● RECORDED INFORMATION:
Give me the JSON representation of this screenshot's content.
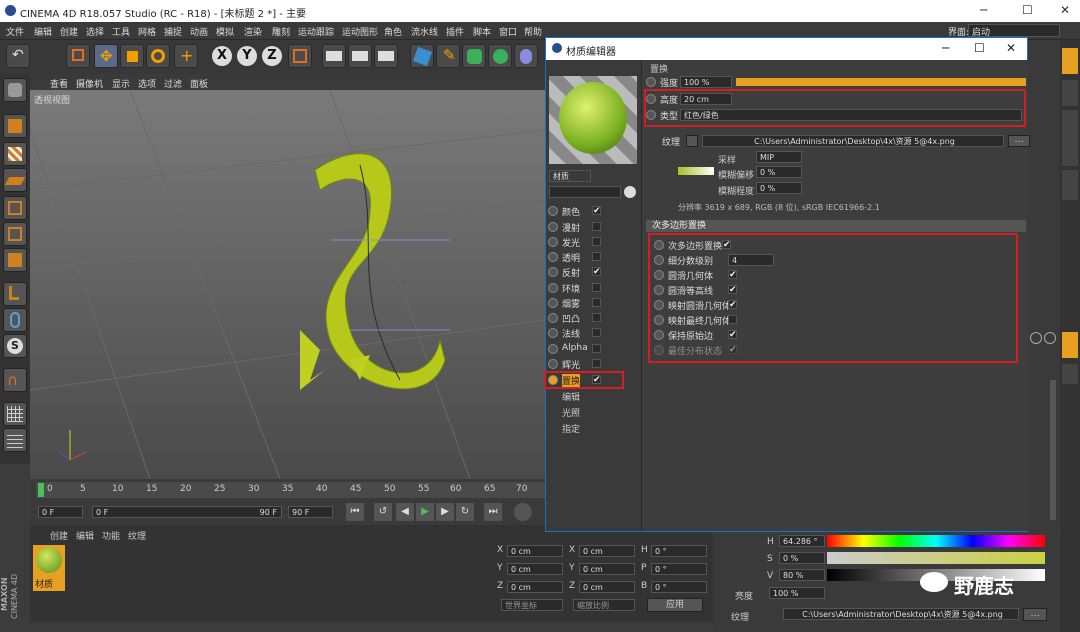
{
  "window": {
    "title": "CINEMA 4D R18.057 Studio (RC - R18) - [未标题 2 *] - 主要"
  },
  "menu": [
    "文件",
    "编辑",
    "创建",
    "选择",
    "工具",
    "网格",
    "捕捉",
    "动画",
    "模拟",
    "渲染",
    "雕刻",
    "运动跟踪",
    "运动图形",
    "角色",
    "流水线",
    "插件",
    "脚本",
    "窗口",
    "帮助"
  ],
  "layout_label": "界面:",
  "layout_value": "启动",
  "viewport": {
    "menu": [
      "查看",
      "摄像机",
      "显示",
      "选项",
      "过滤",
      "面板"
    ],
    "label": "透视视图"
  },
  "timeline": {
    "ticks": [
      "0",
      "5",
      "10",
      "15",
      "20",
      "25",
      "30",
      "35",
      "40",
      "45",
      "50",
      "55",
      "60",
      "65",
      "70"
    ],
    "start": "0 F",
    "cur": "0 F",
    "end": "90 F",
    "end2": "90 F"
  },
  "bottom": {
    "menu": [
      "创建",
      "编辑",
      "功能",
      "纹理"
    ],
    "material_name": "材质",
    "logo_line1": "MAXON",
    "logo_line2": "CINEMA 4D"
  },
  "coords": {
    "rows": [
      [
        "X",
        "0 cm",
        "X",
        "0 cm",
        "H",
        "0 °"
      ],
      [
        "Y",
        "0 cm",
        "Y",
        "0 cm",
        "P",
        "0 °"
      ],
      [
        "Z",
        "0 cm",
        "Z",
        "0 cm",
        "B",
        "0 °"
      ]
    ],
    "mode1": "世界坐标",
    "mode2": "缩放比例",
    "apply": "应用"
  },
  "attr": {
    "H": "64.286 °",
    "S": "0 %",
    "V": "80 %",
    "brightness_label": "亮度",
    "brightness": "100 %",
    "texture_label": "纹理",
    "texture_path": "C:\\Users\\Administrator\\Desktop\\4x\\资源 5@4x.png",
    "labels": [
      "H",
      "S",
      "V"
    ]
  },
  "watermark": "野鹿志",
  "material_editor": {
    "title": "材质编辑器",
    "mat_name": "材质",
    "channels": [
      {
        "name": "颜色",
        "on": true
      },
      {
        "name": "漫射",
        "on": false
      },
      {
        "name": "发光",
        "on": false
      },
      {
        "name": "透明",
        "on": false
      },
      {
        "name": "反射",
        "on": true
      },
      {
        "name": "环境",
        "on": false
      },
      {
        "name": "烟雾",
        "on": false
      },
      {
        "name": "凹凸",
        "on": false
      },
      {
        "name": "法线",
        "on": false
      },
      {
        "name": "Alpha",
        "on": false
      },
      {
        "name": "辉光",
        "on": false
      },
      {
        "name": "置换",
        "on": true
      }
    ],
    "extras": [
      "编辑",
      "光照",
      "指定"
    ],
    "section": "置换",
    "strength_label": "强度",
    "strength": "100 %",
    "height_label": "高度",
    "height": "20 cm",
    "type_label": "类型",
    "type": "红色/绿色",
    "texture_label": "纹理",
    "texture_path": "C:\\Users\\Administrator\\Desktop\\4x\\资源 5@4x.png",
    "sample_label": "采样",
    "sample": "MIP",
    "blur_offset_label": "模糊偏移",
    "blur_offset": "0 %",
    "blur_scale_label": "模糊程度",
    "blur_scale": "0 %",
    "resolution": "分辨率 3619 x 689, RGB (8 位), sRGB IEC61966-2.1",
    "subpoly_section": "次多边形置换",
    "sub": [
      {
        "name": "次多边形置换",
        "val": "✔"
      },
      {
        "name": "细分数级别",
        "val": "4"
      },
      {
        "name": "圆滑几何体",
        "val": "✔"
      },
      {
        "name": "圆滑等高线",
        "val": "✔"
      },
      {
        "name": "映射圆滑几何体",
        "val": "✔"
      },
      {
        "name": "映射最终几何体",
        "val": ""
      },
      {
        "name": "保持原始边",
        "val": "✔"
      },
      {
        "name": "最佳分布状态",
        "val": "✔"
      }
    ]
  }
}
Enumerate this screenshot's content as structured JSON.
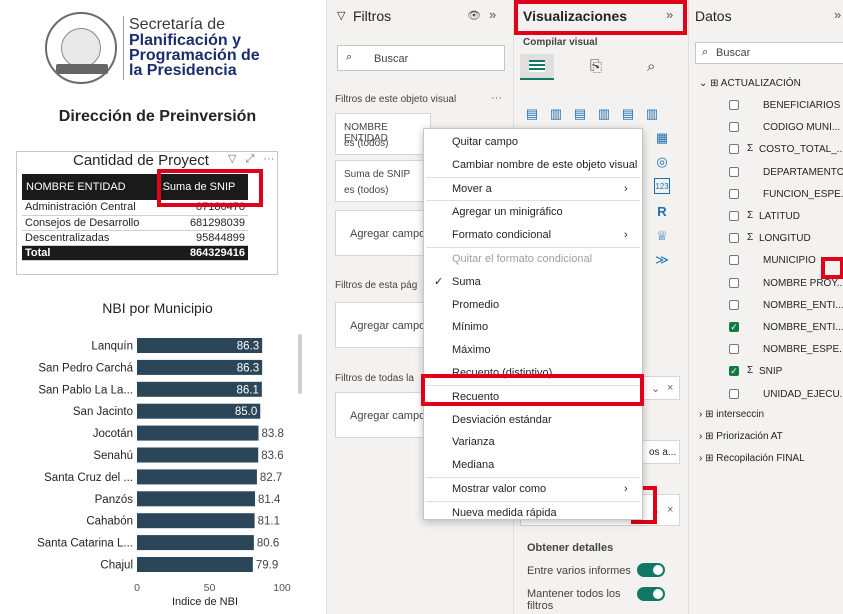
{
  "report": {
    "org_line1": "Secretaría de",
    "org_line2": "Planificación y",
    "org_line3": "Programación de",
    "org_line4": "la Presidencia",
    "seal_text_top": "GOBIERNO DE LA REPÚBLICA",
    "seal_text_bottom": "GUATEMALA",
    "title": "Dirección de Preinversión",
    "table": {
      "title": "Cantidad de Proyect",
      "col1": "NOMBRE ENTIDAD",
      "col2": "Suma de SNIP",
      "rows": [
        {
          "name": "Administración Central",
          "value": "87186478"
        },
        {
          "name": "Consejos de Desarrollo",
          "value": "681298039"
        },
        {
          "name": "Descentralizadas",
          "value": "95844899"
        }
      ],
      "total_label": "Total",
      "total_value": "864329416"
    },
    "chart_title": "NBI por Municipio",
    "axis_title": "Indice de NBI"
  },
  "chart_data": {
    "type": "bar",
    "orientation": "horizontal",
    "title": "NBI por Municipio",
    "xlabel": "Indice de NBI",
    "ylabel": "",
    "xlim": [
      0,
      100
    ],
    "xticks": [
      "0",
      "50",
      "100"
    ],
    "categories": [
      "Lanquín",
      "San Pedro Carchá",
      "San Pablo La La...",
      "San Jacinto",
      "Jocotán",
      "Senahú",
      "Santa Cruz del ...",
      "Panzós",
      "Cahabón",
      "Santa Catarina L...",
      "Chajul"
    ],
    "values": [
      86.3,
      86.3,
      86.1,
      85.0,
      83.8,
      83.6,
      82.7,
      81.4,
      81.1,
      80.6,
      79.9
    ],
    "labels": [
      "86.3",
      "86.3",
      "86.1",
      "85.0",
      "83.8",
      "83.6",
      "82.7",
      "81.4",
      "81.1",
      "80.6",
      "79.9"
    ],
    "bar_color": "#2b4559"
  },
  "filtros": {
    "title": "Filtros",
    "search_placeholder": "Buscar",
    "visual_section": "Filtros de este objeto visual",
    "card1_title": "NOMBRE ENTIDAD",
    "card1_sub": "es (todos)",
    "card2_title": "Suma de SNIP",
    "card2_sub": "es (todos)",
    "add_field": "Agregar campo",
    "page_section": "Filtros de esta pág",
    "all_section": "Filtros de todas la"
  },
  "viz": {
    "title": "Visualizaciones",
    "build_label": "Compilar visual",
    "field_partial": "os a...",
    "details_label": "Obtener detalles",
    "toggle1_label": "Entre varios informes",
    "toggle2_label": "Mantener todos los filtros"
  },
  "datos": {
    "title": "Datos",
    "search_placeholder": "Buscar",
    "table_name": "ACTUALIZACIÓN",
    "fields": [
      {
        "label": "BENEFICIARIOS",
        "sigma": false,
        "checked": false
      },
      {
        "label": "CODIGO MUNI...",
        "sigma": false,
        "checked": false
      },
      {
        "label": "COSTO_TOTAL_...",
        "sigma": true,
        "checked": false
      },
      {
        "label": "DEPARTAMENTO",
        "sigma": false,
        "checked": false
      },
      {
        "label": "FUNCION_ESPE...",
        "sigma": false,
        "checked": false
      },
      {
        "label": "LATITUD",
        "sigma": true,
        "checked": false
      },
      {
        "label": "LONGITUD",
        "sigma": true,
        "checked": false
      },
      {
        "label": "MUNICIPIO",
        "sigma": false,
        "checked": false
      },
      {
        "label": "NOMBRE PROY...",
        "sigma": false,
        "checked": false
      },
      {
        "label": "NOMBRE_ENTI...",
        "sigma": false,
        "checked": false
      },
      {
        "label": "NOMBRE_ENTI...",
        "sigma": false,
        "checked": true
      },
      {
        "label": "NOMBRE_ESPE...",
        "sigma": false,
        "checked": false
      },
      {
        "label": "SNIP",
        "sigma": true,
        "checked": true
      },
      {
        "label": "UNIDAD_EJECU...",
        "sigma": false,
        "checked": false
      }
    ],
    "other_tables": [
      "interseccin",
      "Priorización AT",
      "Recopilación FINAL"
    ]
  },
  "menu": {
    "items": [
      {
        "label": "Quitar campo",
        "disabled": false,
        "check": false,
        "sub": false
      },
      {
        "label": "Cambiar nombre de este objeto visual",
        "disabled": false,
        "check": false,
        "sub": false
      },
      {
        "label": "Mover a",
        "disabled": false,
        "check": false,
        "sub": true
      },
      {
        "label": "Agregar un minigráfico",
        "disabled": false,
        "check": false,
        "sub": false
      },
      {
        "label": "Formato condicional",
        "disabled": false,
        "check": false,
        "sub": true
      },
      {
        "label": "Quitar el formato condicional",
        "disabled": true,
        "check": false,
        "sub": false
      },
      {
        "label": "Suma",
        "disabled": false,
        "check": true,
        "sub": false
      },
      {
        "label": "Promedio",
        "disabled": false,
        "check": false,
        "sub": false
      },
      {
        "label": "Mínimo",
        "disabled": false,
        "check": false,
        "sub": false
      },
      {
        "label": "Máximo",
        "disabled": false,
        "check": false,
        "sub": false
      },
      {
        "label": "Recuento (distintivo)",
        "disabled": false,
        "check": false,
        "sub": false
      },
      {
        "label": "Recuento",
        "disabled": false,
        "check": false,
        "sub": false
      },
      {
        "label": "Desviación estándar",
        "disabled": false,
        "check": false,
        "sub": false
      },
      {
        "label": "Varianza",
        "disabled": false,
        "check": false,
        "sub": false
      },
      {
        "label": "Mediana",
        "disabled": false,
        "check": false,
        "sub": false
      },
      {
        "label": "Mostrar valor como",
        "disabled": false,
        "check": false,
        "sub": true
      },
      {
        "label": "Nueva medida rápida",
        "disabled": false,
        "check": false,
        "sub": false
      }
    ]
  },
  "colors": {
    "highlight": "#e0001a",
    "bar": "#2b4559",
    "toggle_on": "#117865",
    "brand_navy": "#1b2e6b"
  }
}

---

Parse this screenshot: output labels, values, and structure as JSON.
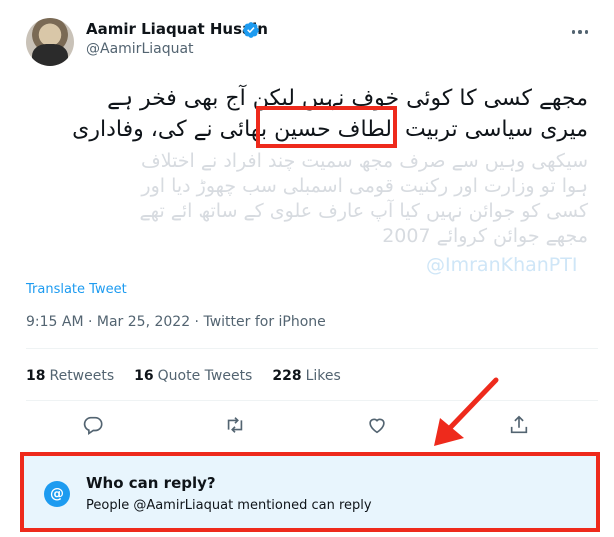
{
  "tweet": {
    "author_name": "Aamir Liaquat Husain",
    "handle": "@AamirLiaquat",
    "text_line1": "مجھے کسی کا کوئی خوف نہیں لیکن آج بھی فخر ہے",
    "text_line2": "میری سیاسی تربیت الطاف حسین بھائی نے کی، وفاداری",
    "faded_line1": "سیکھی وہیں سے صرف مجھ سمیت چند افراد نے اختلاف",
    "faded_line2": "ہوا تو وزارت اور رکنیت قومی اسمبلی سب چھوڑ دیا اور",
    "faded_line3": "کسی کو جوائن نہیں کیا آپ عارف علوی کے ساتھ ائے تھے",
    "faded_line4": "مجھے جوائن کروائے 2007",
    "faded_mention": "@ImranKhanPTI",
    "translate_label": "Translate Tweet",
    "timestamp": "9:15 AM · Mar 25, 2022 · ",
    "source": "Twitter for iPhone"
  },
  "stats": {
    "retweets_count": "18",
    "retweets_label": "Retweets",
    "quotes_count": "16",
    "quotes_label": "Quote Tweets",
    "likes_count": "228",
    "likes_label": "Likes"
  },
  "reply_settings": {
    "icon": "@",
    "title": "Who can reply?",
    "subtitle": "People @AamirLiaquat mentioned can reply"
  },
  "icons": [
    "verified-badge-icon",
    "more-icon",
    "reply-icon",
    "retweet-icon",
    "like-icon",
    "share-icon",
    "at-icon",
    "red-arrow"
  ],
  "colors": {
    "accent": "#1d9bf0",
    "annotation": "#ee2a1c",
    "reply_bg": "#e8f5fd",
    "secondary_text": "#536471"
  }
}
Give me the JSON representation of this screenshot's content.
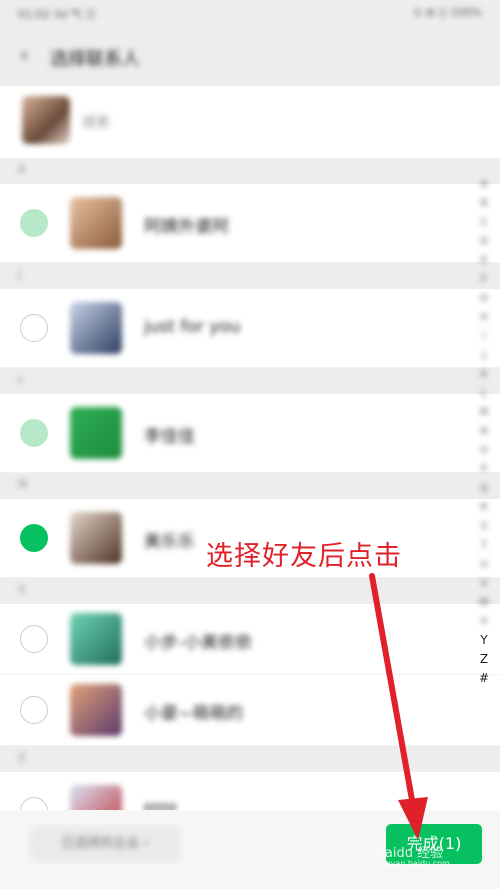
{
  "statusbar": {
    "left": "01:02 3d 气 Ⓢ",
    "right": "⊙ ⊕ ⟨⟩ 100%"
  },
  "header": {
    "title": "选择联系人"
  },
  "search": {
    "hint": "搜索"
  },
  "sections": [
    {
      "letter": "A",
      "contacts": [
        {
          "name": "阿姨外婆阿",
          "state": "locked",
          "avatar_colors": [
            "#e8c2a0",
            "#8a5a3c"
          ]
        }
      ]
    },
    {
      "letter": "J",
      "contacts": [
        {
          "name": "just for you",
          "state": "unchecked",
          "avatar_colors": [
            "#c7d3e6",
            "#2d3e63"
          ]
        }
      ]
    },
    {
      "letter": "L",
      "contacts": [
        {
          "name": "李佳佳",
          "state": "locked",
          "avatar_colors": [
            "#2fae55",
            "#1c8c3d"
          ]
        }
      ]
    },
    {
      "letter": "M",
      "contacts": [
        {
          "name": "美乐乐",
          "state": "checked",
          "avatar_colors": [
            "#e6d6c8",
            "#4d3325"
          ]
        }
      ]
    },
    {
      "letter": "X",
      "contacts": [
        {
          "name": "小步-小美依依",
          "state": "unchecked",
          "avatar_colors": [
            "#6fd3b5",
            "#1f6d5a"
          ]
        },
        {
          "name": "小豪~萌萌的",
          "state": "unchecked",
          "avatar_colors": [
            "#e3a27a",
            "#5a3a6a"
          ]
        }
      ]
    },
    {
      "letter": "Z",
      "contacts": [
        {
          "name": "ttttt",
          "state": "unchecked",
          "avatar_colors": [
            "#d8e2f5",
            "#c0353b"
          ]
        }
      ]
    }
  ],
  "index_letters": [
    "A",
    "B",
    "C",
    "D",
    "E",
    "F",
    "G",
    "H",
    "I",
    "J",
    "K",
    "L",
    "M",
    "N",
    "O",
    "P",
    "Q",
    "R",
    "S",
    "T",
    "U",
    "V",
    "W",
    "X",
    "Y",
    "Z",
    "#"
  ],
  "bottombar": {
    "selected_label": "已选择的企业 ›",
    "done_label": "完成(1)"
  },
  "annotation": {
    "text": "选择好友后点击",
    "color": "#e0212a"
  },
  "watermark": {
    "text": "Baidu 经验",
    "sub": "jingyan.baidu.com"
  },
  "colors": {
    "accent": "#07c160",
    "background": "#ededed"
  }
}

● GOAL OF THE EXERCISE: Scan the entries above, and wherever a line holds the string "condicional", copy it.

● OUTPUT:
        "label": "Formato condicional",
        "label": "Quitar el formato condicional",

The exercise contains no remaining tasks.